Data for processing =>
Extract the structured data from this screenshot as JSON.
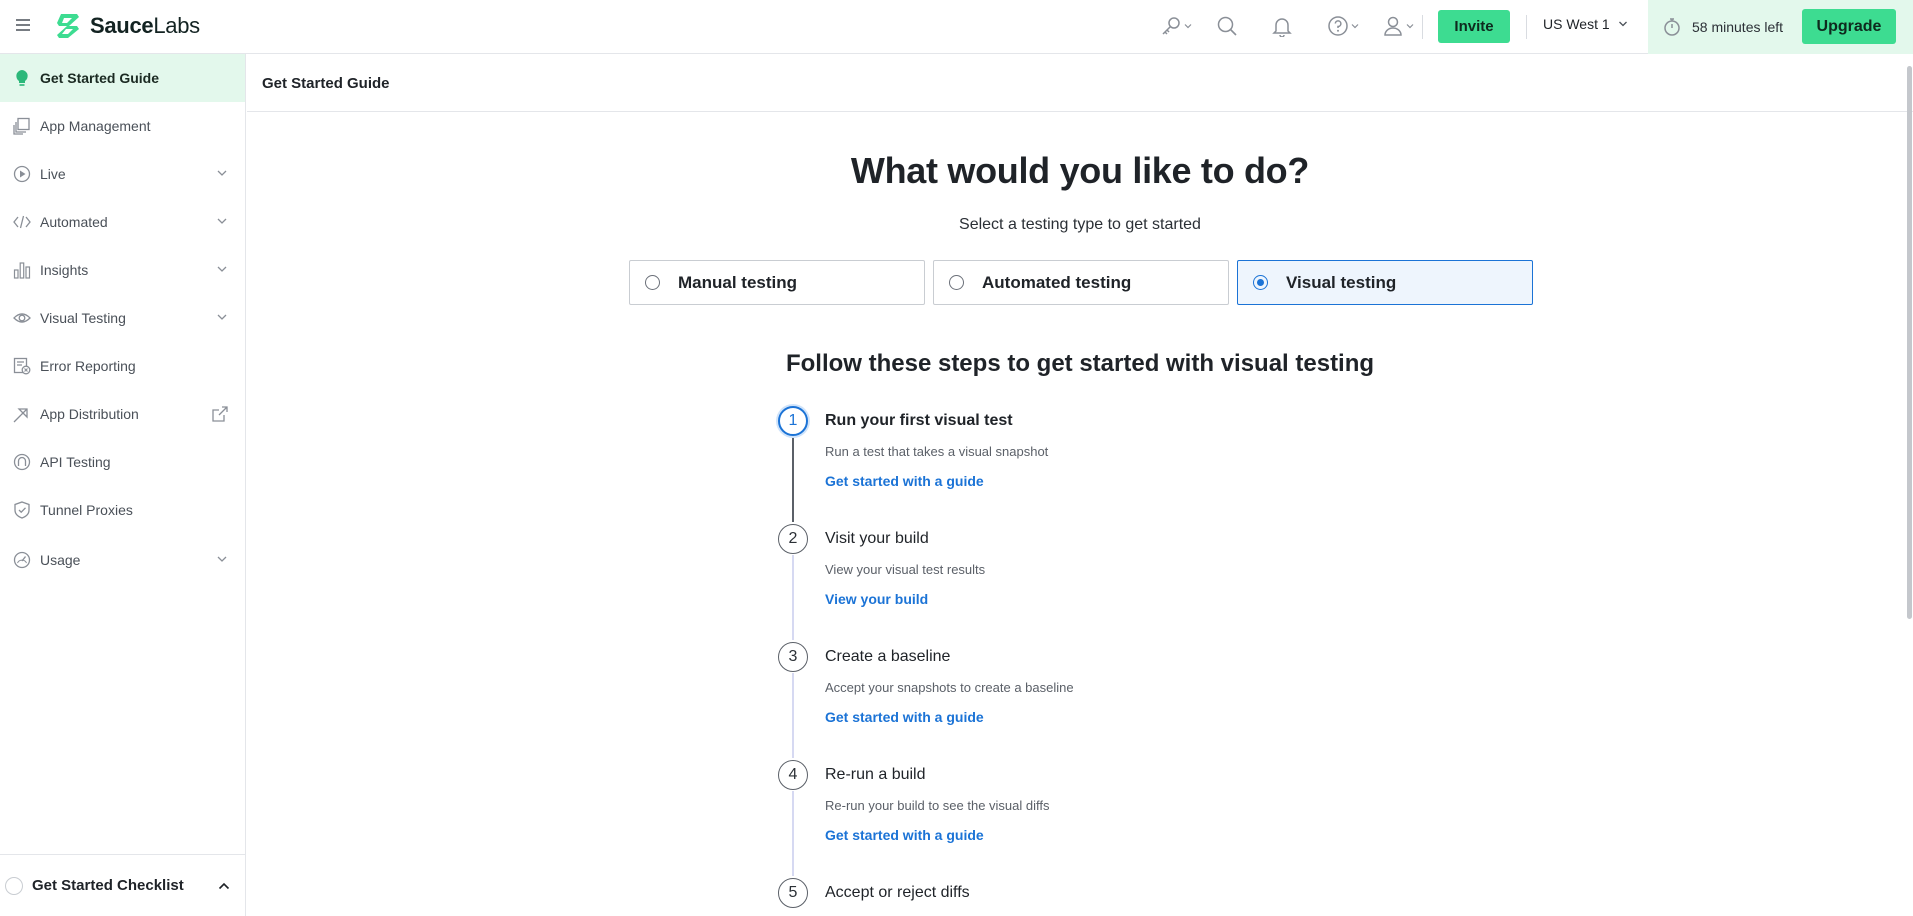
{
  "app": {
    "brand_strong": "Sauce",
    "brand_light": "Labs"
  },
  "topbar": {
    "icons": [
      "key-icon",
      "search-icon",
      "bell-icon",
      "help-icon",
      "user-icon"
    ],
    "invite_label": "Invite",
    "region_label": "US West 1",
    "trial_time_label": "58 minutes left",
    "upgrade_label": "Upgrade"
  },
  "sidebar": {
    "items": [
      {
        "label": "Get Started Guide",
        "icon": "lightbulb-icon",
        "active": true
      },
      {
        "label": "App Management",
        "icon": "app-management-icon"
      },
      {
        "label": "Live",
        "icon": "play-icon",
        "expandable": true
      },
      {
        "label": "Automated",
        "icon": "code-icon",
        "expandable": true
      },
      {
        "label": "Insights",
        "icon": "bar-chart-icon",
        "expandable": true
      },
      {
        "label": "Visual Testing",
        "icon": "eye-icon",
        "expandable": true
      },
      {
        "label": "Error Reporting",
        "icon": "error-report-icon"
      },
      {
        "label": "App Distribution",
        "icon": "distribution-icon",
        "external": true
      },
      {
        "label": "API Testing",
        "icon": "api-icon"
      },
      {
        "label": "Tunnel Proxies",
        "icon": "shield-icon"
      },
      {
        "label": "Usage",
        "icon": "gauge-icon",
        "expandable": true
      }
    ],
    "checklist_label": "Get Started Checklist"
  },
  "main": {
    "page_title": "Get Started Guide",
    "hero_title": "What would you like to do?",
    "hero_subtitle": "Select a testing type to get started",
    "options": [
      {
        "label": "Manual testing",
        "selected": false
      },
      {
        "label": "Automated testing",
        "selected": false
      },
      {
        "label": "Visual testing",
        "selected": true
      }
    ],
    "steps_title": "Follow these steps to get started with visual testing",
    "steps": [
      {
        "number": "1",
        "title": "Run your first visual test",
        "description": "Run a test that takes a visual snapshot",
        "link": "Get started with a guide",
        "active": true
      },
      {
        "number": "2",
        "title": "Visit your build",
        "description": "View your visual test results",
        "link": "View your build"
      },
      {
        "number": "3",
        "title": "Create a baseline",
        "description": "Accept your snapshots to create a baseline",
        "link": "Get started with a guide"
      },
      {
        "number": "4",
        "title": "Re-run a build",
        "description": "Re-run your build to see the visual diffs",
        "link": "Get started with a guide"
      },
      {
        "number": "5",
        "title": "Accept or reject diffs",
        "description": "",
        "link": ""
      }
    ]
  }
}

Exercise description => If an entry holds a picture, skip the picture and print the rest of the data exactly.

Written reply =>
Extract the structured data from this screenshot as JSON.
{
  "app": {
    "brand_strong": "Sauce",
    "brand_light": "Labs"
  },
  "topbar": {
    "icons": [
      "key-icon",
      "search-icon",
      "bell-icon",
      "help-icon",
      "user-icon"
    ],
    "invite_label": "Invite",
    "region_label": "US West 1",
    "trial_time_label": "58 minutes left",
    "upgrade_label": "Upgrade"
  },
  "sidebar": {
    "items": [
      {
        "label": "Get Started Guide",
        "icon": "lightbulb-icon",
        "active": true
      },
      {
        "label": "App Management",
        "icon": "app-management-icon"
      },
      {
        "label": "Live",
        "icon": "play-icon",
        "expandable": true
      },
      {
        "label": "Automated",
        "icon": "code-icon",
        "expandable": true
      },
      {
        "label": "Insights",
        "icon": "bar-chart-icon",
        "expandable": true
      },
      {
        "label": "Visual Testing",
        "icon": "eye-icon",
        "expandable": true
      },
      {
        "label": "Error Reporting",
        "icon": "error-report-icon"
      },
      {
        "label": "App Distribution",
        "icon": "distribution-icon",
        "external": true
      },
      {
        "label": "API Testing",
        "icon": "api-icon"
      },
      {
        "label": "Tunnel Proxies",
        "icon": "shield-icon"
      },
      {
        "label": "Usage",
        "icon": "gauge-icon",
        "expandable": true
      }
    ],
    "checklist_label": "Get Started Checklist"
  },
  "main": {
    "page_title": "Get Started Guide",
    "hero_title": "What would you like to do?",
    "hero_subtitle": "Select a testing type to get started",
    "options": [
      {
        "label": "Manual testing",
        "selected": false
      },
      {
        "label": "Automated testing",
        "selected": false
      },
      {
        "label": "Visual testing",
        "selected": true
      }
    ],
    "steps_title": "Follow these steps to get started with visual testing",
    "steps": [
      {
        "number": "1",
        "title": "Run your first visual test",
        "description": "Run a test that takes a visual snapshot",
        "link": "Get started with a guide",
        "active": true
      },
      {
        "number": "2",
        "title": "Visit your build",
        "description": "View your visual test results",
        "link": "View your build"
      },
      {
        "number": "3",
        "title": "Create a baseline",
        "description": "Accept your snapshots to create a baseline",
        "link": "Get started with a guide"
      },
      {
        "number": "4",
        "title": "Re-run a build",
        "description": "Re-run your build to see the visual diffs",
        "link": "Get started with a guide"
      },
      {
        "number": "5",
        "title": "Accept or reject diffs",
        "description": "",
        "link": ""
      }
    ]
  }
}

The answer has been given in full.